Assignment: The entries below are to be reproduced in full, exactly as written.

(Extracted information Opens)

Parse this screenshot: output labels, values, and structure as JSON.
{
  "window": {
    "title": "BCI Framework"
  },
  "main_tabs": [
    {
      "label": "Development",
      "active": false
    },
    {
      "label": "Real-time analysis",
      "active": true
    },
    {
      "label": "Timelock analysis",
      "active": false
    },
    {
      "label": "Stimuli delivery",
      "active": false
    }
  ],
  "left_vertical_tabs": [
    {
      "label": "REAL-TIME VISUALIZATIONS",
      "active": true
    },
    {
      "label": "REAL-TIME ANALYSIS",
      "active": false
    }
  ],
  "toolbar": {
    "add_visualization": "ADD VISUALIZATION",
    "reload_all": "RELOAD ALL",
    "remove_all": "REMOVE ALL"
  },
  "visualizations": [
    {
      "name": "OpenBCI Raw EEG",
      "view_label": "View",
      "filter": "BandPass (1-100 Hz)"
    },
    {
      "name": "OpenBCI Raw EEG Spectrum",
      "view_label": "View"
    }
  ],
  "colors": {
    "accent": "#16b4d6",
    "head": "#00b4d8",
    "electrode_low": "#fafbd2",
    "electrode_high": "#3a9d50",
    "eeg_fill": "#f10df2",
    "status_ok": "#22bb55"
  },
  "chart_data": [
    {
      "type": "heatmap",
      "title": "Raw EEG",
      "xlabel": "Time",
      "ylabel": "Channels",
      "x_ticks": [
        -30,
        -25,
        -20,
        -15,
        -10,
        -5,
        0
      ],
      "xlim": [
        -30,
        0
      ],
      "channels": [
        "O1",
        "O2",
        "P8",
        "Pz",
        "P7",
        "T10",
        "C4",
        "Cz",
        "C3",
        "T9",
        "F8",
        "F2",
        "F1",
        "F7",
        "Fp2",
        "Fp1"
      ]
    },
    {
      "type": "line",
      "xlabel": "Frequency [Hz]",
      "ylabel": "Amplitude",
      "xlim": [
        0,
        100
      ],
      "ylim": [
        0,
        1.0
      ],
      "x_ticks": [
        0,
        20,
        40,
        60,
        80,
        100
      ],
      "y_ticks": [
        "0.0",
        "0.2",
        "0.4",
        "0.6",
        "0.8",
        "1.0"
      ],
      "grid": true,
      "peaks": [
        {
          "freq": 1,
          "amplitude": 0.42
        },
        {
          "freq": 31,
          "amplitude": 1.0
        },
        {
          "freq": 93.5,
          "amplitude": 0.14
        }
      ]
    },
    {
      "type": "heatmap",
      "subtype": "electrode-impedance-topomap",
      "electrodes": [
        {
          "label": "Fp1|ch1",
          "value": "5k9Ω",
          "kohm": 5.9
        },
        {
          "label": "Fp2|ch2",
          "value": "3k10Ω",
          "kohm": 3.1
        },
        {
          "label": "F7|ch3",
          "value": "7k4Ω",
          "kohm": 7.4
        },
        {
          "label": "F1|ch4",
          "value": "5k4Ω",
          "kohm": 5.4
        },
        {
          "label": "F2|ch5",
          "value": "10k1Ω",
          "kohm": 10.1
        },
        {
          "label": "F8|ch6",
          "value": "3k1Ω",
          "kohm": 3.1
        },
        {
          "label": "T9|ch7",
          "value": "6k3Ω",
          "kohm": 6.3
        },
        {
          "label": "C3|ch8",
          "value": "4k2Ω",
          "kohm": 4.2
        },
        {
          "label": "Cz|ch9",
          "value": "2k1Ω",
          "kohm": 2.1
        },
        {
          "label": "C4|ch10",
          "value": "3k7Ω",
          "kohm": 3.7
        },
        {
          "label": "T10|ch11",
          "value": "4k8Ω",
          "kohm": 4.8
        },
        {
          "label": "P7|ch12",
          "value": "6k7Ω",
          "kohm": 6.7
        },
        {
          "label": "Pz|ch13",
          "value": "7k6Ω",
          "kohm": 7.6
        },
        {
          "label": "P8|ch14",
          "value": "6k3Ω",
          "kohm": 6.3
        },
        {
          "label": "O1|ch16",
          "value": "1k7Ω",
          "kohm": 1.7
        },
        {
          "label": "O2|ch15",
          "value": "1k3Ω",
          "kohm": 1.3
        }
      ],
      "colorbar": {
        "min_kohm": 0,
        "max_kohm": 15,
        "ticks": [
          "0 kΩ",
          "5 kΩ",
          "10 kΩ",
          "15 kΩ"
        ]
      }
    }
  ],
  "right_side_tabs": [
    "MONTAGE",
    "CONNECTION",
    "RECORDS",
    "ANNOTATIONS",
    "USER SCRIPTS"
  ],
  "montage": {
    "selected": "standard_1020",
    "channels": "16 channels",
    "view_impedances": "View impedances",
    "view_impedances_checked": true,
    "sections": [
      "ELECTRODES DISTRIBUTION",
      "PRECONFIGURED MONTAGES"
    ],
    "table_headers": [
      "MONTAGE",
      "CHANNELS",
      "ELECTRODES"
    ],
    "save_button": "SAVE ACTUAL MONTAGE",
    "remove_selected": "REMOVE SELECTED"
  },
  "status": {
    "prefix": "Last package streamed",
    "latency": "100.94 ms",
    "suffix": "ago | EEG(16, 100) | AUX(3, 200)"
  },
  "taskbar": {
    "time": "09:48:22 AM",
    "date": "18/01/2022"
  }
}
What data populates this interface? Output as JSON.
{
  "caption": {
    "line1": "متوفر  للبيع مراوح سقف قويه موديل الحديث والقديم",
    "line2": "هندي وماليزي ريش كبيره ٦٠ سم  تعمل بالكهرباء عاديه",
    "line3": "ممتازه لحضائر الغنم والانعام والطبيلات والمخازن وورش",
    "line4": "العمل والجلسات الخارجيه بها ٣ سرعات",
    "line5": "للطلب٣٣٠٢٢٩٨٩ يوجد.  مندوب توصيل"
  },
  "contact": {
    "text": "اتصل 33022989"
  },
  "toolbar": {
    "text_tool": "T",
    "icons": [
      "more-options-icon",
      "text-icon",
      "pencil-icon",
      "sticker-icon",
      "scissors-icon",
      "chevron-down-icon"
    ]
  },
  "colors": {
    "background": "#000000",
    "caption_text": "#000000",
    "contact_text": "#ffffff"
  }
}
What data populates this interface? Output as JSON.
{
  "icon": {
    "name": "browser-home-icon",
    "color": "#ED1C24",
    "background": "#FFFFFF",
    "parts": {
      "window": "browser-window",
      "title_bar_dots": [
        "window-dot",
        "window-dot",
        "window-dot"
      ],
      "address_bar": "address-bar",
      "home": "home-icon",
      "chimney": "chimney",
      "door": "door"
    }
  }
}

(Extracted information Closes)

Reply to the task:
Parse this screenshot: output labels, values, and structure as JSON.
{
  "window": {
    "title": "BCI Framework"
  },
  "main_tabs": [
    {
      "label": "Development",
      "active": false
    },
    {
      "label": "Real-time analysis",
      "active": true
    },
    {
      "label": "Timelock analysis",
      "active": false
    },
    {
      "label": "Stimuli delivery",
      "active": false
    }
  ],
  "left_vertical_tabs": [
    {
      "label": "REAL-TIME VISUALIZATIONS",
      "active": true
    },
    {
      "label": "REAL-TIME ANALYSIS",
      "active": false
    }
  ],
  "toolbar": {
    "add_visualization": "ADD VISUALIZATION",
    "reload_all": "RELOAD ALL",
    "remove_all": "REMOVE ALL"
  },
  "visualizations": [
    {
      "name": "OpenBCI Raw EEG",
      "view_label": "View",
      "filter": "BandPass (1-100 Hz)"
    },
    {
      "name": "OpenBCI Raw EEG Spectrum",
      "view_label": "View"
    }
  ],
  "colors": {
    "accent": "#16b4d6",
    "head": "#00b4d8",
    "electrode_low": "#fafbd2",
    "electrode_high": "#3a9d50",
    "eeg_fill": "#f10df2",
    "status_ok": "#22bb55"
  },
  "chart_data": [
    {
      "type": "heatmap",
      "title": "Raw EEG",
      "xlabel": "Time",
      "ylabel": "Channels",
      "x_ticks": [
        -30,
        -25,
        -20,
        -15,
        -10,
        -5,
        0
      ],
      "xlim": [
        -30,
        0
      ],
      "channels": [
        "O1",
        "O2",
        "P8",
        "Pz",
        "P7",
        "T10",
        "C4",
        "Cz",
        "C3",
        "T9",
        "F8",
        "F2",
        "F1",
        "F7",
        "Fp2",
        "Fp1"
      ]
    },
    {
      "type": "line",
      "xlabel": "Frequency [Hz]",
      "ylabel": "Amplitude",
      "xlim": [
        0,
        100
      ],
      "ylim": [
        0,
        1.0
      ],
      "x_ticks": [
        0,
        20,
        40,
        60,
        80,
        100
      ],
      "y_ticks": [
        "0.0",
        "0.2",
        "0.4",
        "0.6",
        "0.8",
        "1.0"
      ],
      "grid": true,
      "peaks": [
        {
          "freq": 1,
          "amplitude": 0.42
        },
        {
          "freq": 31,
          "amplitude": 1.0
        },
        {
          "freq": 93.5,
          "amplitude": 0.14
        }
      ]
    },
    {
      "type": "heatmap",
      "subtype": "electrode-impedance-topomap",
      "electrodes": [
        {
          "label": "Fp1|ch1",
          "value": "5k9Ω",
          "kohm": 5.9
        },
        {
          "label": "Fp2|ch2",
          "value": "3k10Ω",
          "kohm": 3.1
        },
        {
          "label": "F7|ch3",
          "value": "7k4Ω",
          "kohm": 7.4
        },
        {
          "label": "F1|ch4",
          "value": "5k4Ω",
          "kohm": 5.4
        },
        {
          "label": "F2|ch5",
          "value": "10k1Ω",
          "kohm": 10.1
        },
        {
          "label": "F8|ch6",
          "value": "3k1Ω",
          "kohm": 3.1
        },
        {
          "label": "T9|ch7",
          "value": "6k3Ω",
          "kohm": 6.3
        },
        {
          "label": "C3|ch8",
          "value": "4k2Ω",
          "kohm": 4.2
        },
        {
          "label": "Cz|ch9",
          "value": "2k1Ω",
          "kohm": 2.1
        },
        {
          "label": "C4|ch10",
          "value": "3k7Ω",
          "kohm": 3.7
        },
        {
          "label": "T10|ch11",
          "value": "4k8Ω",
          "kohm": 4.8
        },
        {
          "label": "P7|ch12",
          "value": "6k7Ω",
          "kohm": 6.7
        },
        {
          "label": "Pz|ch13",
          "value": "7k6Ω",
          "kohm": 7.6
        },
        {
          "label": "P8|ch14",
          "value": "6k3Ω",
          "kohm": 6.3
        },
        {
          "label": "O1|ch16",
          "value": "1k7Ω",
          "kohm": 1.7
        },
        {
          "label": "O2|ch15",
          "value": "1k3Ω",
          "kohm": 1.3
        }
      ],
      "colorbar": {
        "min_kohm": 0,
        "max_kohm": 15,
        "ticks": [
          "0 kΩ",
          "5 kΩ",
          "10 kΩ",
          "15 kΩ"
        ]
      }
    }
  ],
  "right_side_tabs": [
    "MONTAGE",
    "CONNECTION",
    "RECORDS",
    "ANNOTATIONS",
    "USER SCRIPTS"
  ],
  "montage": {
    "selected": "standard_1020",
    "channels": "16 channels",
    "view_impedances": "View impedances",
    "view_impedances_checked": true,
    "sections": [
      "ELECTRODES DISTRIBUTION",
      "PRECONFIGURED MONTAGES"
    ],
    "table_headers": [
      "MONTAGE",
      "CHANNELS",
      "ELECTRODES"
    ],
    "save_button": "SAVE ACTUAL MONTAGE",
    "remove_selected": "REMOVE SELECTED"
  },
  "status": {
    "prefix": "Last package streamed",
    "latency": "100.94 ms",
    "suffix": "ago | EEG(16, 100) | AUX(3, 200)"
  },
  "taskbar": {
    "time": "09:48:22 AM",
    "date": "18/01/2022"
  }
}
What data populates this interface? Output as JSON.
{
  "caption": {
    "line1": "متوفر  للبيع مراوح سقف قويه موديل الحديث والقديم",
    "line2": "هندي وماليزي ريش كبيره ٦٠ سم  تعمل بالكهرباء عاديه",
    "line3": "ممتازه لحضائر الغنم والانعام والطبيلات والمخازن وورش",
    "line4": "العمل والجلسات الخارجيه بها ٣ سرعات",
    "line5": "للطلب٣٣٠٢٢٩٨٩ يوجد.  مندوب توصيل"
  },
  "contact": {
    "text": "اتصل 33022989"
  },
  "toolbar": {
    "text_tool": "T",
    "icons": [
      "more-options-icon",
      "text-icon",
      "pencil-icon",
      "sticker-icon",
      "scissors-icon",
      "chevron-down-icon"
    ]
  },
  "colors": {
    "background": "#000000",
    "caption_text": "#000000",
    "contact_text": "#ffffff"
  }
}
What data populates this interface? Output as JSON.
{
  "icon": {
    "name": "browser-home-icon",
    "color": "#ED1C24",
    "background": "#FFFFFF",
    "parts": {
      "window": "browser-window",
      "title_bar_dots": [
        "window-dot",
        "window-dot",
        "window-dot"
      ],
      "address_bar": "address-bar",
      "home": "home-icon",
      "chimney": "chimney",
      "door": "door"
    }
  }
}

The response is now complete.